**Problem**:
Copy each line of the entries that includes the word "JSON".

**Source data**:
━━━━━━━━━━━━━━━━
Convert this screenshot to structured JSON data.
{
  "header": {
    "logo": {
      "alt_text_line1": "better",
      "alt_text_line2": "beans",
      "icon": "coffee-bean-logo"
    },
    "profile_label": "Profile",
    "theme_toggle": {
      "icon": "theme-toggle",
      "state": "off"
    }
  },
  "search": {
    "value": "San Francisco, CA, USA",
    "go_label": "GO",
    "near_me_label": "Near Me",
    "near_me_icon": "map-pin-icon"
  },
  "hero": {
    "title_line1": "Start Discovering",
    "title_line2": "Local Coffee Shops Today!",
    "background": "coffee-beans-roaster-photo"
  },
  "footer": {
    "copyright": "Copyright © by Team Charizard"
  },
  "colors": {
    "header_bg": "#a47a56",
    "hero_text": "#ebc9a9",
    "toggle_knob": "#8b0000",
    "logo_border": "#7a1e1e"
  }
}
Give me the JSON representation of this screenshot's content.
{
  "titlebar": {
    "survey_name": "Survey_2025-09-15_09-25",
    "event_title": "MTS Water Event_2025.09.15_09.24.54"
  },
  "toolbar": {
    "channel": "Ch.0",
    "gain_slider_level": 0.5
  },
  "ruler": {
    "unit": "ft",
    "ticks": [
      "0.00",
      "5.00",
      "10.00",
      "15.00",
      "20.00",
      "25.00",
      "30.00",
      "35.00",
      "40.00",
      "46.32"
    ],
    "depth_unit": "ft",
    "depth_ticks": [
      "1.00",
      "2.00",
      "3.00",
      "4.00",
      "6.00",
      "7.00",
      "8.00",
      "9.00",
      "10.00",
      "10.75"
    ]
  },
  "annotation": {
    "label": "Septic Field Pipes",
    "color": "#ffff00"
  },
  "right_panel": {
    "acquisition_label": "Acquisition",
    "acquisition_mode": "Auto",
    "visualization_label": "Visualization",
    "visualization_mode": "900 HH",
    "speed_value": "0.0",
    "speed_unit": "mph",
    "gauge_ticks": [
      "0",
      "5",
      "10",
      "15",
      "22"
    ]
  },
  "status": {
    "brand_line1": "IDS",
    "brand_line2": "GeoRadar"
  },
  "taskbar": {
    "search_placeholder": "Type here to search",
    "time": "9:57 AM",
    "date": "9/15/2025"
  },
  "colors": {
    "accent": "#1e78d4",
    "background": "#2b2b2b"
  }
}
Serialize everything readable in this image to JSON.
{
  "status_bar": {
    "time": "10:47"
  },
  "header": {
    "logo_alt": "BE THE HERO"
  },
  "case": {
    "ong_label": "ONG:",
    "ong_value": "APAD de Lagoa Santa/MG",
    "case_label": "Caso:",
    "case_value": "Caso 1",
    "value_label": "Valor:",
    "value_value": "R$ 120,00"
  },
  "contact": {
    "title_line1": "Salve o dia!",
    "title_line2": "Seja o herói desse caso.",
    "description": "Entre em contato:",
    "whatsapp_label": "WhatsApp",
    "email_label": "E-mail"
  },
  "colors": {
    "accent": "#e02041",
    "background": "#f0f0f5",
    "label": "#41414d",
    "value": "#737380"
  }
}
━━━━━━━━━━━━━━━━
**Solution to the problem**:
Convert this screenshot to structured JSON data.
Give me the JSON representation of this screenshot's content.
Serialize everything readable in this image to JSON.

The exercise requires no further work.